Russell Troutman died in May at the age of 81 from Alzheimer’s disease. His year as president of The Florida Bar was marked by bellwether change for the legal profession, and his last Florida Bar Journal President’s Page in May 1978 began with “advertising, discipline, and specialization,” three of the pivotal issues that surfaced during his presidency.
Bates and O’Steen v. State Bar of Arizona was a 1977 decision of the U.S. Supreme Court, in which it upheld the right of lawyers to advertise their services. Russell said that “more blood was spilled over this issue than any other” as the Board of Governors adopted, amended, and rescinded guidelines during five consecutive meetings. He was skeptical of attorney advertising and felt it was “highly doubtful that lawyer advertising will work to the benefit of the consumer” and will be “a monster to regulate.” Some would agree with his prediction.
Lawyer discipline was thoroughly overhauled during his presidency with long debate over confidentiality and immunity. Russell wanted the public to be assured the Bar was aggressive in its disciplinary program but at the same time “protect the valuable reputation of the lawyers who are eventually acquitted.” He supported the addition of nonlawyers to circuit disciplinary committees. “With lay people in the system, public confidence will be enhanced….My investigation [into other states’ inclusion of nonlawyers in the disciplinary process] reveals you have little to fear; but to the contrary, have every reason to believe the accused lawyer will not be prejudiced in receiving a fair hearing, but public confidence will be strengthened, and the image of the Florida lawyer improved.”

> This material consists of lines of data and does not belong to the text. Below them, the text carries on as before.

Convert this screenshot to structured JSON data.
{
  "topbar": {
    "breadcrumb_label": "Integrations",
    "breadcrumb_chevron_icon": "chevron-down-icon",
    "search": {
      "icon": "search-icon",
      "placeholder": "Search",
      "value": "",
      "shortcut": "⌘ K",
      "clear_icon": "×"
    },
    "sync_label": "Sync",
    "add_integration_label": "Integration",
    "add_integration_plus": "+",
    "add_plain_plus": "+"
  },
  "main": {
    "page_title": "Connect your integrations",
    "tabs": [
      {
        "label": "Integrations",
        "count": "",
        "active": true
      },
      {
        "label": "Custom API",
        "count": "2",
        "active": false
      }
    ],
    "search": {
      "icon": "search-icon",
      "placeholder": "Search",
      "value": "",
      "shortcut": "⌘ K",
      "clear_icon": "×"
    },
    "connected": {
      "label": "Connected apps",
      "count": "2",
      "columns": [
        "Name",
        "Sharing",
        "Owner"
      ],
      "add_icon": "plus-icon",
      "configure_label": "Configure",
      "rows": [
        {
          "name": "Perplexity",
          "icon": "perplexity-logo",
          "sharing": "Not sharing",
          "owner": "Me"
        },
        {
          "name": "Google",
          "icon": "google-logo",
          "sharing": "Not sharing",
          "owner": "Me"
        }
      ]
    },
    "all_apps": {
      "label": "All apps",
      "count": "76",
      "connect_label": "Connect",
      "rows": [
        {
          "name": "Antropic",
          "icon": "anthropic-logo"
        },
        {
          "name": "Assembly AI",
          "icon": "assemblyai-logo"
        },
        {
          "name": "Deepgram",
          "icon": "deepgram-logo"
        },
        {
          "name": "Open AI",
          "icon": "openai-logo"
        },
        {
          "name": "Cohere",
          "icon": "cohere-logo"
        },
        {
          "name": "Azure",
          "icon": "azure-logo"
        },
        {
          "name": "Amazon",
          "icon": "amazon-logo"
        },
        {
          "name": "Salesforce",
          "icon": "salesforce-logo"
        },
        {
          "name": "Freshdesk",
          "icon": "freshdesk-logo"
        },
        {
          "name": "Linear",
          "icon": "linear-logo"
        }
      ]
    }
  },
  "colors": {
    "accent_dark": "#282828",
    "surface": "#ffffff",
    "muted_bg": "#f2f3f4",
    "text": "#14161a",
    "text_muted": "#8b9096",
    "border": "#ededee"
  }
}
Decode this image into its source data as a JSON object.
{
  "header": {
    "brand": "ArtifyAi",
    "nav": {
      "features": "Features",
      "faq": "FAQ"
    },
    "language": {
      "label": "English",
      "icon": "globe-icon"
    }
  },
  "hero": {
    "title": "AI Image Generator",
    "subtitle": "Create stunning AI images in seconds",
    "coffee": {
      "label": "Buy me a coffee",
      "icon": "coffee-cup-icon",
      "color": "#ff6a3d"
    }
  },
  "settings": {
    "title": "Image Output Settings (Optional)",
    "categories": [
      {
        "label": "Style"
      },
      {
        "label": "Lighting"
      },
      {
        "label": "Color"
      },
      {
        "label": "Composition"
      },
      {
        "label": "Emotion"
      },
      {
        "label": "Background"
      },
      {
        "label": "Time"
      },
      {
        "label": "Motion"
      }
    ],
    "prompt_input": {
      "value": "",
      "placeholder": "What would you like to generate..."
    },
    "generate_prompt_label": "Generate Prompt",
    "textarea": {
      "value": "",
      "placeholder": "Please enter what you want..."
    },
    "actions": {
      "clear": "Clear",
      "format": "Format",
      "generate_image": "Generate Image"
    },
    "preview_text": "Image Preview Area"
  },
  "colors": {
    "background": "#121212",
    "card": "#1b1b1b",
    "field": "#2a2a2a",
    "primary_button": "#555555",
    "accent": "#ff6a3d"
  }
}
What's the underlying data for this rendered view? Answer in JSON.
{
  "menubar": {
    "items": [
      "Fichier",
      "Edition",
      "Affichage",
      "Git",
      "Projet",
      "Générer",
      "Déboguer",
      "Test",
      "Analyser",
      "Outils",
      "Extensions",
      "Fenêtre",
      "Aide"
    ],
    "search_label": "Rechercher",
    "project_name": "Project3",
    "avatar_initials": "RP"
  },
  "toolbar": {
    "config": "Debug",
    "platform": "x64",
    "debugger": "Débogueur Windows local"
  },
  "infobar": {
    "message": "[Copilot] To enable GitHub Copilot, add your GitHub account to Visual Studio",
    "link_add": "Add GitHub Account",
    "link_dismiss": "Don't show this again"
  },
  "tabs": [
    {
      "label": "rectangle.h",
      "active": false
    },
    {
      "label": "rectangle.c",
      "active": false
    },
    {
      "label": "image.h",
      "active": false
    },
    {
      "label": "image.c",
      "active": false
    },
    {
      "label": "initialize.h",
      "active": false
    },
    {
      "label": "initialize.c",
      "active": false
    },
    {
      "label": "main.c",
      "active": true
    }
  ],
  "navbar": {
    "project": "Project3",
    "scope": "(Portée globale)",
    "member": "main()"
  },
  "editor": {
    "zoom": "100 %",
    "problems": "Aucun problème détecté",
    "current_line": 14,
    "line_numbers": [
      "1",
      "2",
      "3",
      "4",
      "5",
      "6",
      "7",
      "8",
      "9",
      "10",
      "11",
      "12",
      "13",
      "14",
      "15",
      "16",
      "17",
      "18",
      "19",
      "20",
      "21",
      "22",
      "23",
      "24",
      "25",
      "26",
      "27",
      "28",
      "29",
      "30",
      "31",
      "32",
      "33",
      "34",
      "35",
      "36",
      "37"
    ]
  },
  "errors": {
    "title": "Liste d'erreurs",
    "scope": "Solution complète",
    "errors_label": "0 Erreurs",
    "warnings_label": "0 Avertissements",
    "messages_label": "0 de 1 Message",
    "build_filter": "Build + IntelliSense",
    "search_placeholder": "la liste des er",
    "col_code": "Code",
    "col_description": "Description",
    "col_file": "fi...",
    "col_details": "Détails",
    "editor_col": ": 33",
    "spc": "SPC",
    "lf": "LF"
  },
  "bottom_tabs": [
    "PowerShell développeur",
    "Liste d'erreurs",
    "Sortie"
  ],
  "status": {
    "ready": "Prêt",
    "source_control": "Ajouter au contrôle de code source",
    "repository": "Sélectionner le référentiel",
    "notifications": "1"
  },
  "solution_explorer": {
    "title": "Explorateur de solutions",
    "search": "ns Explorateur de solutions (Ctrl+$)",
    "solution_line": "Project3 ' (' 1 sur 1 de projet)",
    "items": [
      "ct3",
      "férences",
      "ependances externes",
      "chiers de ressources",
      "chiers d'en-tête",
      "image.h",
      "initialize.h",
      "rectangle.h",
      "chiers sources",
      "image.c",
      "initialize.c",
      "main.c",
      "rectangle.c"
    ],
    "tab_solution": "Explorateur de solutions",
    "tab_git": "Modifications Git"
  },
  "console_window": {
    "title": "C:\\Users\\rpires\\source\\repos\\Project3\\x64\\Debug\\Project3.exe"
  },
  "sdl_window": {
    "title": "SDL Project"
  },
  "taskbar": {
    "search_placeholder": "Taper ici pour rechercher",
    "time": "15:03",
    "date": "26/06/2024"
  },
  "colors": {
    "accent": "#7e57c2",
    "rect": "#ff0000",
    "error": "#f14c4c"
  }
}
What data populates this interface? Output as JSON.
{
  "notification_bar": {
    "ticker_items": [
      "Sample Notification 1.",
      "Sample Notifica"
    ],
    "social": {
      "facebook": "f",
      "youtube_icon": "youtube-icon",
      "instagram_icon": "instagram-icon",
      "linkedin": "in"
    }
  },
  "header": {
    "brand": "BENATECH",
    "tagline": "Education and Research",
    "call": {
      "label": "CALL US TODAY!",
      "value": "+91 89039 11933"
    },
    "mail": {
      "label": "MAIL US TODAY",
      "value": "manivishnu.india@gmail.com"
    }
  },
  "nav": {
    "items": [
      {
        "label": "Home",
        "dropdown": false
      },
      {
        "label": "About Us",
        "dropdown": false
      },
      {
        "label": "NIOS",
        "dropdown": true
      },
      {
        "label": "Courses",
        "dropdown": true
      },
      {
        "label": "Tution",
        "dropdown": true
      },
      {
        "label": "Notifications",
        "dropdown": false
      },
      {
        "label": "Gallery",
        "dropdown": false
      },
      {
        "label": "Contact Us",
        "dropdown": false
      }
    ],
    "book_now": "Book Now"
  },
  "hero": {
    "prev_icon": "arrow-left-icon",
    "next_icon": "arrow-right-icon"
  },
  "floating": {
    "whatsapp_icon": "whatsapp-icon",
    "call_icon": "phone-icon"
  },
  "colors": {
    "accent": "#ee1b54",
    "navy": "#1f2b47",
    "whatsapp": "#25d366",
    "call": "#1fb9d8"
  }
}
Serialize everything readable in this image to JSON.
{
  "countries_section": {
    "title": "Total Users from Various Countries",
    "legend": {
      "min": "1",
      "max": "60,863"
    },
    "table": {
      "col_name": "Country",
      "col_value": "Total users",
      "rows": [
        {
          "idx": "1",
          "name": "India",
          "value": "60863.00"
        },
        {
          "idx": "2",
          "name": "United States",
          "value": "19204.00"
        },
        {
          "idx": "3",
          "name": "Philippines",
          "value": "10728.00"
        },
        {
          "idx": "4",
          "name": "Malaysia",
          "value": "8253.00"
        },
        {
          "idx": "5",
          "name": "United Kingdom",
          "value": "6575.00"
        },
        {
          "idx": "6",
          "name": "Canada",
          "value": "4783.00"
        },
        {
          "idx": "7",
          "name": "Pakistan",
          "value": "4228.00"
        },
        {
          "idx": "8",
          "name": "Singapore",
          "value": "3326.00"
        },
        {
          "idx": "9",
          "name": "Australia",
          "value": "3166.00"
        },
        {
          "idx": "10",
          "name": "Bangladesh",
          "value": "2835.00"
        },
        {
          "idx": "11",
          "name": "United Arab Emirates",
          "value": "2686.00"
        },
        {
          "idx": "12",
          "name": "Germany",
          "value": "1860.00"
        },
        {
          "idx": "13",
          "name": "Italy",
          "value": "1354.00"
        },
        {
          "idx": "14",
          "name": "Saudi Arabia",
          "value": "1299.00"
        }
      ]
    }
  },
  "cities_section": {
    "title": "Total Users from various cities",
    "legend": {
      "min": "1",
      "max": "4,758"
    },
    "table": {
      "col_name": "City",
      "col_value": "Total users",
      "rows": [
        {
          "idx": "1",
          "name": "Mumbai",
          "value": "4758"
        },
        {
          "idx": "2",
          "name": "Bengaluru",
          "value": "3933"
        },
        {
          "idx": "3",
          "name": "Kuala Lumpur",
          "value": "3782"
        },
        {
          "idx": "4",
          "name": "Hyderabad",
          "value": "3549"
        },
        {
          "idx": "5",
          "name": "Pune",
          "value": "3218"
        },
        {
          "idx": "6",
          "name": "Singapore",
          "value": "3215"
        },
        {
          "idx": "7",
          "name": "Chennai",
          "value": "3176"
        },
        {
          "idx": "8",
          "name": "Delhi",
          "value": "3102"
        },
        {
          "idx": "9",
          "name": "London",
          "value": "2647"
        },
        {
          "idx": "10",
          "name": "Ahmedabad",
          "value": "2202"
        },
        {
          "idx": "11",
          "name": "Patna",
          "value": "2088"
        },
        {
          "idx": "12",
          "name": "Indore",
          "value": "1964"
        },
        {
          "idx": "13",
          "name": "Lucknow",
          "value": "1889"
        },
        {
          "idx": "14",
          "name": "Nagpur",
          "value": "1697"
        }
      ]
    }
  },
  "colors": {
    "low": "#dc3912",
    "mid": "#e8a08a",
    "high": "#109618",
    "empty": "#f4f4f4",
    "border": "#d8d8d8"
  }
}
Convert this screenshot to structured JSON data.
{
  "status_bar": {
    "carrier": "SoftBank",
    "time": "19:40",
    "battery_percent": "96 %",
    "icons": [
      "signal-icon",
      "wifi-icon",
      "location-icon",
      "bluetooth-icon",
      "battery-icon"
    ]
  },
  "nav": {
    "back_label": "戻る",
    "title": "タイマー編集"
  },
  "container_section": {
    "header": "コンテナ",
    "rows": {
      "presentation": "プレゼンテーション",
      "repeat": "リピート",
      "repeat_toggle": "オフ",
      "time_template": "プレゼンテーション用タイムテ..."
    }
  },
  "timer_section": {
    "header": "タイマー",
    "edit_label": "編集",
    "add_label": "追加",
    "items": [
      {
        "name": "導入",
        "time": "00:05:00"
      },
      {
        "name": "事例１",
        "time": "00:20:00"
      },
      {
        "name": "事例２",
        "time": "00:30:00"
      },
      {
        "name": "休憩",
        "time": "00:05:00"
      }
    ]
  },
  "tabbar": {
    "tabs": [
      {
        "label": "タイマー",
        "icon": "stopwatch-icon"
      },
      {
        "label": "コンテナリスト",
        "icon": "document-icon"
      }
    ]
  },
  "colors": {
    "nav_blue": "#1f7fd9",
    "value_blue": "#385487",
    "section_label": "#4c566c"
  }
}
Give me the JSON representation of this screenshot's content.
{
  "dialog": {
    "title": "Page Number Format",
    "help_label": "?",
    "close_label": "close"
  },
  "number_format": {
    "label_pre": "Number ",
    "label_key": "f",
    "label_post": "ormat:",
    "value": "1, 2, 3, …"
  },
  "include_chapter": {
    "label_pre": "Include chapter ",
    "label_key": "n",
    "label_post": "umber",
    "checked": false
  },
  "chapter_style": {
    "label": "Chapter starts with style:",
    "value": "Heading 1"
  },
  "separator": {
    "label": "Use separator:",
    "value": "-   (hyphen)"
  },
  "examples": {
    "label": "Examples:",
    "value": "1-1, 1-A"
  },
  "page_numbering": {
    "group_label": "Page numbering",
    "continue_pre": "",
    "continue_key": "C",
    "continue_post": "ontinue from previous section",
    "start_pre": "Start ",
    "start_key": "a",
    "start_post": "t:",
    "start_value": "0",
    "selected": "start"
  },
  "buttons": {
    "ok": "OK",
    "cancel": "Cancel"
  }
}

“Specialization,” as it was called in 1978, was a program he believed a “positive step forward” for Florida’s attorneys. During his year, tax and trial certification plans were approved.
His column went on to mention the Florida Supreme Court’s approval of the Bar’s petition for the deposit of lawyer trust funds in interest-bearing accounts. “There is little doubt it will create a fresh source of revenue that will enable us to serve the public needs like never before.” The program was a first in the nation, and Russell said it was one of the “exciting things” that happened that year.
Russell was proud of the Bar’s conducting over 60 continuing legal education seminars and credited Bill Henry, chair of the CLE Committee, with the improved quality of the seminars. (Bill would become Bar president in 1983.) Videotaping was implemented that year, too.
Russell was born in West Virginia and attended Marshall University, graduating with a degree in journalism in 1955. He moved to Orlando after graduating from law school at the University of Miami and joined Akerman Senterfitt, eventually moving to Winter Park to open his own law firm. He was a founding member, first vice president, and president of the Legal Aid Society of the Orange County Bar and president of the Orange County Bar in 1968.
He is survived by his sons, Richard and Holmes Russell, Jr., a daughter, Teresa Troutman Lind, and nine grandchildren.
As his term ended, he wrote, “I wish I had been twice as smart and energetic and had done a better job. I certainly am richer for the experience and no doubt got more out of it than you did. My reward is recognition from any of you who feel that I ‘fought the good fight, kept the faith, and finished the course.’”
The previous month, Russell had invited comments from Bar members for his personal response in the Bar Journal. One member wrote: “I appreciate your frank approach to the problems of The Florida Bar. I feel the ‘average’ lawyer in Florida who actually has to practice law to make a living has been well represented by you as president.”